__Assigned task__. Your task is to copy every line of the entries that holds the word "story".

===== Data for the task

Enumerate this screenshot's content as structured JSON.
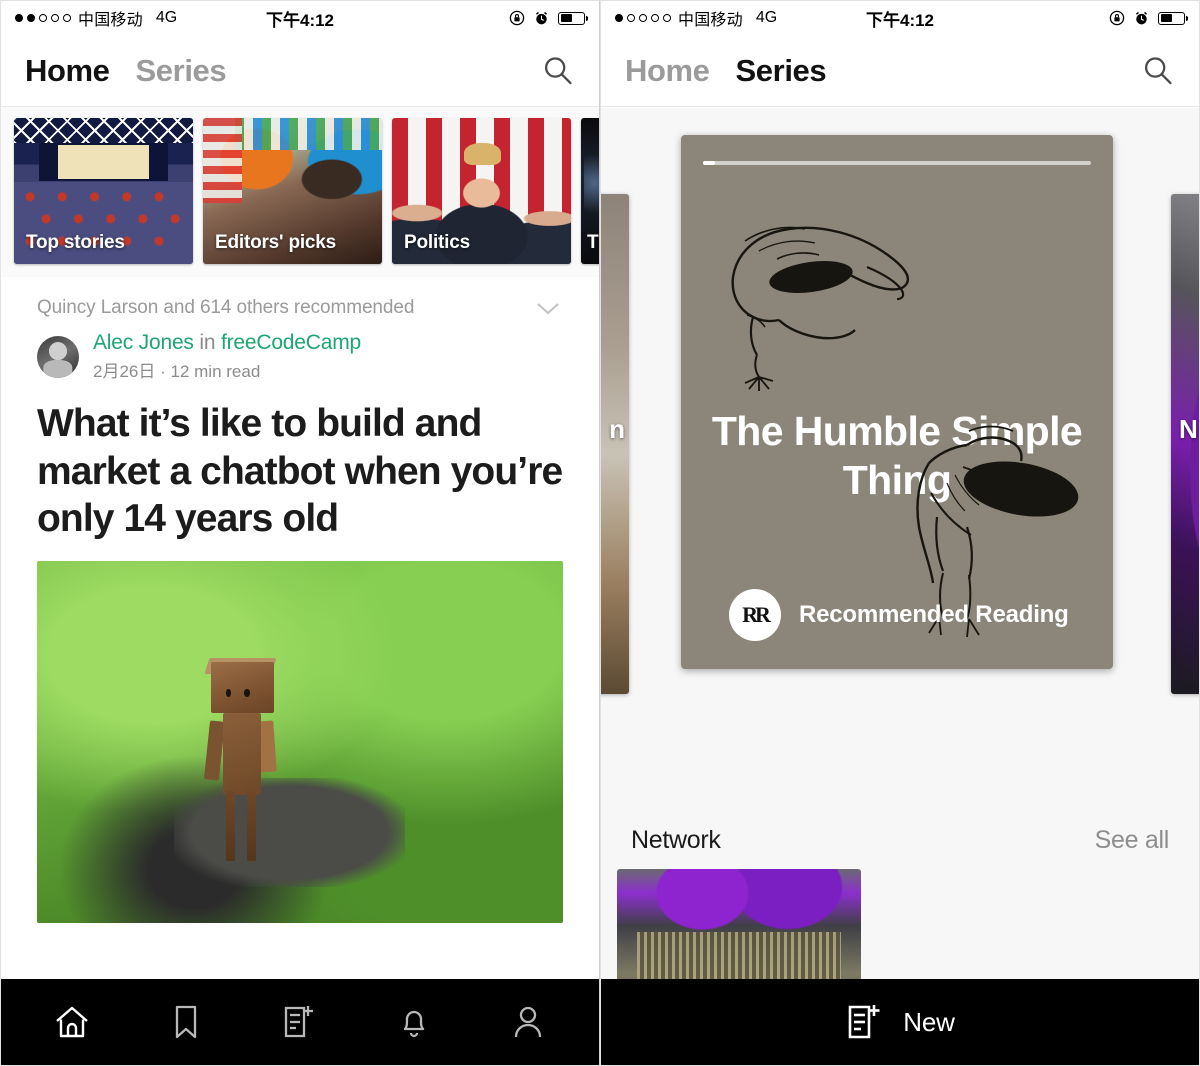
{
  "left_phone": {
    "status_bar": {
      "signal_dots_total": 5,
      "signal_dots_filled": 2,
      "carrier": "中国移动",
      "network": "4G",
      "time": "下午4:12",
      "icons": [
        "rotation-lock-icon",
        "alarm-clock-icon",
        "battery-icon"
      ],
      "battery_percent": 52
    },
    "nav": {
      "tab_home": "Home",
      "tab_series": "Series",
      "active_tab": "Home",
      "search_icon": "search-icon"
    },
    "categories": [
      {
        "label": "Top stories",
        "image": "convention-hall-photo"
      },
      {
        "label": "Editors' picks",
        "image": "crowd-with-flags-photo"
      },
      {
        "label": "Politics",
        "image": "trump-speech-photo"
      },
      {
        "label": "T",
        "image": "dark-photo"
      }
    ],
    "feed": {
      "recommendation": "Quincy Larson and 614 others recommended",
      "expand_icon": "chevron-down-icon",
      "author": "Alec Jones",
      "in_word": "in",
      "publication": "freeCodeCamp",
      "date": "2月26日",
      "separator": "·",
      "read_time": "12 min read",
      "headline": "What it’s like to build and market a chatbot when you’re only 14 years old",
      "hero_image": "wooden-toy-robot-on-grass"
    },
    "tabbar": [
      {
        "name": "home-icon",
        "label": "Home",
        "active": true
      },
      {
        "name": "bookmark-icon",
        "label": "Bookmarks",
        "active": false
      },
      {
        "name": "new-story-icon",
        "label": "New story",
        "active": false
      },
      {
        "name": "bell-icon",
        "label": "Notifications",
        "active": false
      },
      {
        "name": "profile-icon",
        "label": "Profile",
        "active": false
      }
    ]
  },
  "right_phone": {
    "status_bar": {
      "signal_dots_total": 5,
      "signal_dots_filled": 1,
      "carrier": "中国移动",
      "network": "4G",
      "time": "下午4:12",
      "battery_percent": 52
    },
    "nav": {
      "tab_home": "Home",
      "tab_series": "Series",
      "active_tab": "Series",
      "search_icon": "search-icon"
    },
    "featured_card": {
      "title": "The Humble Simple Thing",
      "logo_text": "RR",
      "footer_label": "Recommended Reading",
      "progress_percent": 3,
      "background_color": "#8b8679",
      "illustration": "bird-line-drawings"
    },
    "side_cards": [
      {
        "position": "left",
        "image": "child-photo",
        "label_fragment": "n"
      },
      {
        "position": "right",
        "image": "purple-cables-photo",
        "label_fragment": "N\na"
      }
    ],
    "network_section": {
      "title": "Network",
      "see_all": "See all",
      "thumbnail": "server-rack-purple-cables"
    },
    "bottom_bar": {
      "new_label": "New",
      "new_icon": "new-story-icon"
    }
  },
  "colors": {
    "brand_green": "#1ca672",
    "active_text": "#121212",
    "inactive_text": "#9b9b9b",
    "muted_text": "#8c8c8c",
    "tabbar_bg": "#000000",
    "card_bg": "#8b8679"
  }
}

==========

__Your solution__.
        "name": "new-story-icon",
        "label": "New story",
      "new_icon": "new-story-icon"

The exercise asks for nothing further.